Chapter 3. Frequently Asked Questions

This section provides answers to frequently asked questions associated with the NVIDIA SunOS x86 Driver and its installation. Common problem diagnoses can be found in Chapter 4, Common Problems and tips for new users can be found in Chapter 7, Tips for New SunOS Users. Also, detailed information for specific setups is provided in the Appendices.

3.1. NVIDIA Driver

Where should I start when diagnosing display problems?

One of the most useful tools for diagnosing problems is the X log file in /var/log. Lines that begin with (II) are information, (WW) are warnings, and (EE) are errors. You should make sure that the correct config file (i.e. the config file you are editing) is being used; look for the line that begins with:

    (==) Using config file:

Also make sure that the NVIDIA driver is being used, rather than the “nv” or “vesa” driver. Search for

    (II) LoadModule: "nvidia"

Lines from the driver should begin with:

    (II) NVIDIA(0)

How can I increase the amount of data printed in the X log file?

By default, the NVIDIA X driver prints relatively few messages to stderr and the X log file. If you need to troubleshoot, then it may be helpful to enable more verbose output by using the X command line options -verbose and -logverbose, which can be used to set the verbosity level for the stderr and log file messages, respectively. The NVIDIA X driver will output more messages when the verbosity level is at or above 5 (X defaults to verbosity level 1 for stderr and level 3 for the log file). So, to enable verbose messaging from the NVIDIA X driver to both the log file and stderr, you could start X by doing the following

    % startx -- -verbose 5 -logverbose 5

Why does X use so much memory?

When measuring any application's memory usage, you must be careful to distinguish between physical system RAM used and virtual mappings of shared resources.
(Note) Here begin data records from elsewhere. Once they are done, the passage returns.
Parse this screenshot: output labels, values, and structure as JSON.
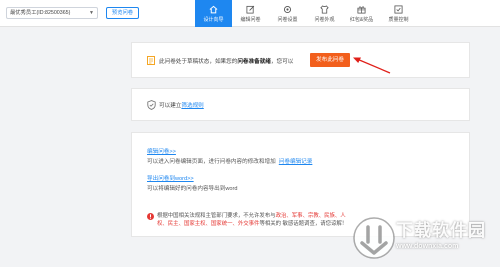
{
  "topbar": {
    "survey_name": "最优秀员工(ID:82500365)",
    "preview_label": "预览问卷"
  },
  "nav": [
    {
      "label": "设计向导",
      "icon": "home-icon",
      "active": true
    },
    {
      "label": "编辑问卷",
      "icon": "edit-icon",
      "active": false
    },
    {
      "label": "问卷设置",
      "icon": "settings-icon",
      "active": false
    },
    {
      "label": "问卷外观",
      "icon": "appearance-icon",
      "active": false
    },
    {
      "label": "红包&奖品",
      "icon": "gift-icon",
      "active": false
    },
    {
      "label": "质量控制",
      "icon": "quality-icon",
      "active": false
    }
  ],
  "notice": {
    "text_before": "此问卷处于草稿状态，如果您的",
    "text_bold": "问卷准备就绪",
    "text_after": "，您可以",
    "publish_label": "发布此问卷"
  },
  "screening": {
    "prefix": "可以建立",
    "link": "筛选规则"
  },
  "edit": {
    "link": "编辑问卷>>",
    "desc": "可以进入问卷编辑页面，进行问卷内容的修改和增加",
    "history_link": "问卷编辑记录"
  },
  "export": {
    "link": "导出问卷到word>>",
    "desc": "可以将编辑好的问卷内容导出到word"
  },
  "warning": {
    "p1": "根据中国相关法规和主管部门要求，不允许发布与",
    "r1": "政治、军事、宗教、民族、人权、民主、国家主权、国家统一、外交事件",
    "p2": "等相关的 敏感话题调查，请您谅解！"
  },
  "watermark": {
    "text": "下载软件园",
    "url": "www.downxia.com"
  },
  "colors": {
    "primary": "#1e87f0",
    "publish": "#f25f1c",
    "arrow": "#e0201a"
  }
}
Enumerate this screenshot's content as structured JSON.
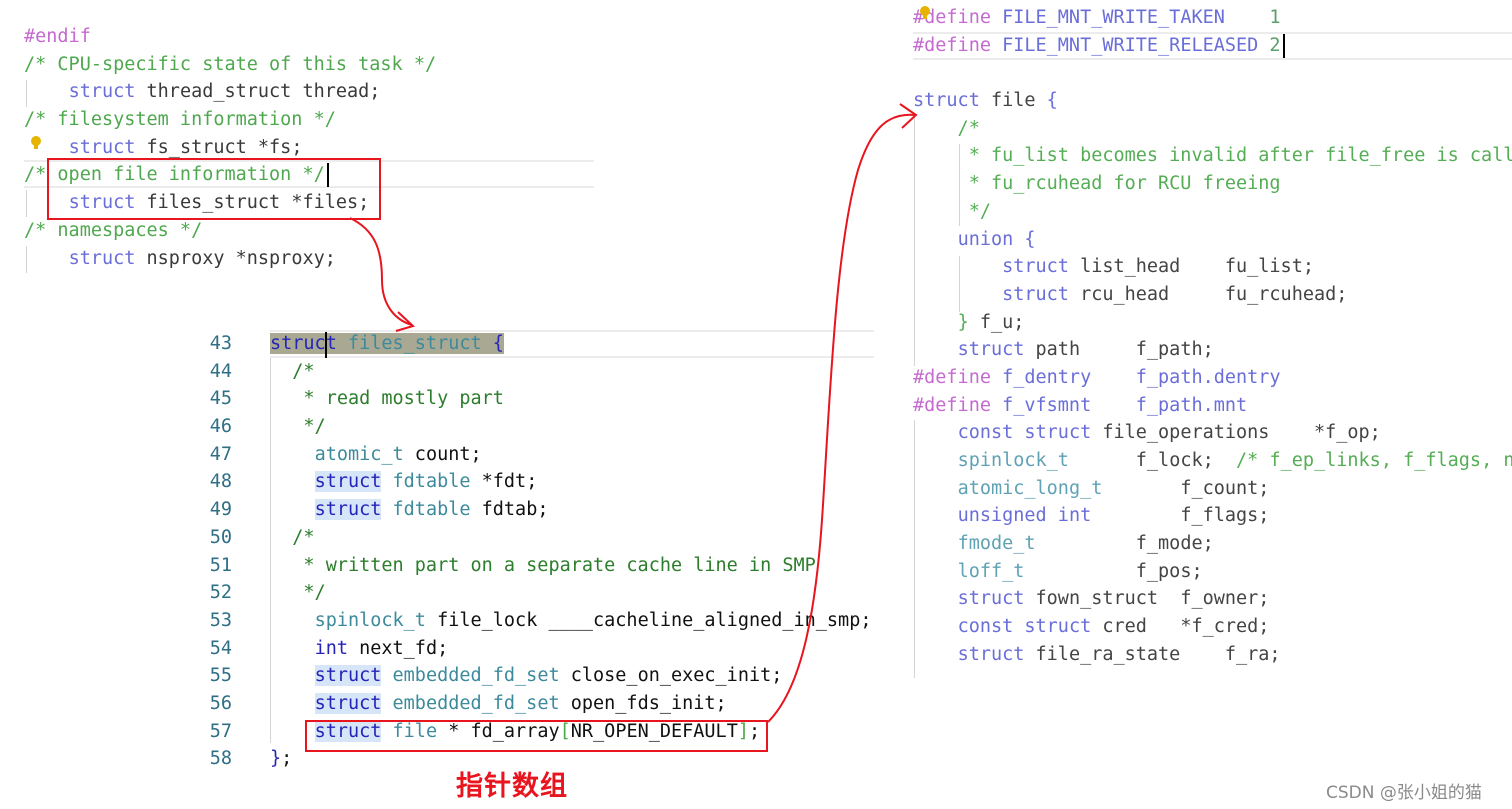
{
  "panels": {
    "task_struct": {
      "lines": [
        [
          [
            "p",
            "#endif"
          ]
        ],
        [
          [
            "c",
            "/* CPU-specific state of this task */"
          ]
        ],
        [
          [
            "i",
            "    "
          ],
          [
            "k",
            "struct"
          ],
          [
            "i",
            " thread_struct thread;"
          ]
        ],
        [
          [
            "c",
            "/* filesystem information */"
          ]
        ],
        [
          [
            "i",
            "    "
          ],
          [
            "k",
            "struct"
          ],
          [
            "i",
            " fs_struct *fs;"
          ]
        ],
        [
          [
            "c",
            "/* open file information */"
          ]
        ],
        [
          [
            "i",
            "    "
          ],
          [
            "k",
            "struct"
          ],
          [
            "i",
            " files_struct *files;"
          ]
        ],
        [
          [
            "c",
            "/* namespaces */"
          ]
        ],
        [
          [
            "i",
            "    "
          ],
          [
            "k",
            "struct"
          ],
          [
            "i",
            " nsproxy *nsproxy;"
          ]
        ]
      ]
    },
    "files_struct": {
      "line_numbers": [
        "43",
        "44",
        "45",
        "46",
        "47",
        "48",
        "49",
        "50",
        "51",
        "52",
        "53",
        "54",
        "55",
        "56",
        "57",
        "58"
      ],
      "lines": [
        [
          [
            "k",
            "struct"
          ],
          [
            "t",
            " files_struct "
          ],
          [
            "k",
            "{"
          ]
        ],
        [
          [
            "c",
            "  /*"
          ]
        ],
        [
          [
            "c",
            "   * read mostly part"
          ]
        ],
        [
          [
            "c",
            "   */"
          ]
        ],
        [
          [
            "i",
            "    "
          ],
          [
            "t",
            "atomic_t"
          ],
          [
            "i",
            " count;"
          ]
        ],
        [
          [
            "i",
            "    "
          ],
          [
            "k",
            "struct"
          ],
          [
            "t",
            " fdtable"
          ],
          [
            "i",
            " *fdt;"
          ]
        ],
        [
          [
            "i",
            "    "
          ],
          [
            "k",
            "struct"
          ],
          [
            "t",
            " fdtable"
          ],
          [
            "i",
            " fdtab;"
          ]
        ],
        [
          [
            "c",
            "  /*"
          ]
        ],
        [
          [
            "c",
            "   * written part on a separate cache line in SMP"
          ]
        ],
        [
          [
            "c",
            "   */"
          ]
        ],
        [
          [
            "i",
            "    "
          ],
          [
            "t",
            "spinlock_t"
          ],
          [
            "i",
            " file_lock ____cacheline_aligned_in_smp;"
          ]
        ],
        [
          [
            "i",
            "    "
          ],
          [
            "k",
            "int"
          ],
          [
            "i",
            " next_fd;"
          ]
        ],
        [
          [
            "i",
            "    "
          ],
          [
            "k",
            "struct"
          ],
          [
            "t",
            " embedded_fd_set"
          ],
          [
            "i",
            " close_on_exec_init;"
          ]
        ],
        [
          [
            "i",
            "    "
          ],
          [
            "k",
            "struct"
          ],
          [
            "t",
            " embedded_fd_set"
          ],
          [
            "i",
            " open_fds_init;"
          ]
        ],
        [
          [
            "i",
            "    "
          ],
          [
            "k",
            "struct"
          ],
          [
            "t",
            " file"
          ],
          [
            "i",
            " * fd_array"
          ],
          [
            "b",
            "["
          ],
          [
            "i",
            "NR_OPEN_DEFAULT"
          ],
          [
            "b",
            "]"
          ],
          [
            "i",
            ";"
          ]
        ],
        [
          [
            "k",
            "}"
          ],
          [
            "i",
            ";"
          ]
        ]
      ]
    },
    "file": {
      "lines": [
        [
          [
            "p",
            "#define"
          ],
          [
            "m",
            " FILE_MNT_WRITE_TAKEN"
          ],
          [
            "n",
            "    1"
          ]
        ],
        [
          [
            "p",
            "#define"
          ],
          [
            "m",
            " FILE_MNT_WRITE_RELEASED"
          ],
          [
            "n",
            " 2"
          ]
        ],
        [
          [
            "i",
            " "
          ]
        ],
        [
          [
            "k",
            "struct"
          ],
          [
            "i",
            " file "
          ],
          [
            "k",
            "{"
          ]
        ],
        [
          [
            "c",
            "    /*"
          ]
        ],
        [
          [
            "c",
            "     * fu_list becomes invalid after file_free is call"
          ]
        ],
        [
          [
            "c",
            "     * fu_rcuhead for RCU freeing"
          ]
        ],
        [
          [
            "c",
            "     */"
          ]
        ],
        [
          [
            "i",
            "    "
          ],
          [
            "k",
            "union"
          ],
          [
            "k",
            " {"
          ]
        ],
        [
          [
            "i",
            "        "
          ],
          [
            "k",
            "struct"
          ],
          [
            "i",
            " list_head    fu_list;"
          ]
        ],
        [
          [
            "i",
            "        "
          ],
          [
            "k",
            "struct"
          ],
          [
            "i",
            " rcu_head     fu_rcuhead;"
          ]
        ],
        [
          [
            "i",
            "    "
          ],
          [
            "c",
            "}"
          ],
          [
            "i",
            " f_u;"
          ]
        ],
        [
          [
            "i",
            "    "
          ],
          [
            "k",
            "struct"
          ],
          [
            "i",
            " path     f_path;"
          ]
        ],
        [
          [
            "p",
            "#define"
          ],
          [
            "m",
            " f_dentry    f_path.dentry"
          ]
        ],
        [
          [
            "p",
            "#define"
          ],
          [
            "m",
            " f_vfsmnt    f_path.mnt"
          ]
        ],
        [
          [
            "i",
            "    "
          ],
          [
            "k",
            "const struct"
          ],
          [
            "i",
            " file_operations    *f_op;"
          ]
        ],
        [
          [
            "i",
            "    "
          ],
          [
            "t",
            "spinlock_t"
          ],
          [
            "i",
            "      f_lock;  "
          ],
          [
            "c",
            "/* f_ep_links, f_flags, n"
          ]
        ],
        [
          [
            "i",
            "    "
          ],
          [
            "t",
            "atomic_long_t"
          ],
          [
            "i",
            "       f_count;"
          ]
        ],
        [
          [
            "i",
            "    "
          ],
          [
            "k",
            "unsigned int"
          ],
          [
            "i",
            "        f_flags;"
          ]
        ],
        [
          [
            "i",
            "    "
          ],
          [
            "t",
            "fmode_t"
          ],
          [
            "i",
            "         f_mode;"
          ]
        ],
        [
          [
            "i",
            "    "
          ],
          [
            "t",
            "loff_t"
          ],
          [
            "i",
            "          f_pos;"
          ]
        ],
        [
          [
            "i",
            "    "
          ],
          [
            "k",
            "struct"
          ],
          [
            "i",
            " fown_struct  f_owner;"
          ]
        ],
        [
          [
            "i",
            "    "
          ],
          [
            "k",
            "const struct"
          ],
          [
            "i",
            " cred   *f_cred;"
          ]
        ],
        [
          [
            "i",
            "    "
          ],
          [
            "k",
            "struct"
          ],
          [
            "i",
            " file_ra_state    f_ra;"
          ]
        ]
      ]
    }
  },
  "annotation_label": "指针数组",
  "watermark": "CSDN @张小姐的猫",
  "colors": {
    "annotation": "#e8141e",
    "keyword": "#6a6ed8",
    "comment": "#4fa84f",
    "preprocessor": "#c56ad0"
  }
}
For example, most shared libraries exist only once in physical memory but are mapped into multiple processes. This memory should only be counted once when computing total memory usage. In the same way, the video memory on a graphics card or register memory on any device can be mapped into multiple processes. These mappings do not consume normal system RAM.

The pmap utility is available in the directory /usr/proc/bin, and is a useful tool in distinguishing between types of memory mappings. For example, while prstat may indicate that X is using several hundred MB of memory, the last line of output from pmap -x:

        total Kb  337904  335884   53320       -

reveals that X is really only using roughly 53MB of system RAM (the "anon" value).

Note, also, that X must allocate resources on behalf of X clients (the window manager, your web browser, etc); X's memory usage will increase as more clients request resources such as pixmaps, and decrease as you close X applications.

How do I uninstall the NVIDIA Solaris Graphics driver ?

Two Solaris packages comprise the NVIDIA Solaris Graphics driver files. Both Solaris packages NVDAgraphicsr and NVDAgraphics need to be uninstalled. Remove the package NVDAgraphicsr first, then the package NVDAgraphics: <system> # pkgrm NVDAgraphicsr NVDAgraphics </system>

Why do applications that use DGA graphics fail?

The NVIDIA driver does not support the graphics component of the XFree86-DGA (Direct Graphics Access) extension. Applications can use the XDGASelectInput() function to acquire relative pointer motion, but graphics-related functions such as XDGASetMode() and XDGAOpenFramebuffer() will fail.

The graphics component of XFree86-DGA is not supported because it requires a CPU mapping of framebuffer memory. As graphics boards ship with increasing quantities of video memory, the NVIDIA X driver has had to switch to a more dynamic memory mapping scheme that is incompatible with DGA. Furthermore, DGA does not cooperate with other graphics rendering libraries such as Xlib and OpenGL because it accesses GPU resources directly.

It is recommended that applications use OpenGL or Xlib, rather than DGA, for graphics rendering. Using rendering libraries other than DGA will yield better performance and improve interoperability with other X applications.

My kernel log contains messages that are prefixed with "Xid"; what do these messages mean?

"Xid" messages indicate that a general GPU error occurred, most often due to the driver misprogramming the GPU or to corruption of the commands sent to the GPU. These messages provide diagnostic information that can be used by NVIDIA to aid in debugging reported problems.

On what NVIDIA hardware is the EXT_framebuffer_object OpenGL extension supported?

EXT_framebuffer_object is supported on GeForce FX, Quadro FX, and newer GPUs.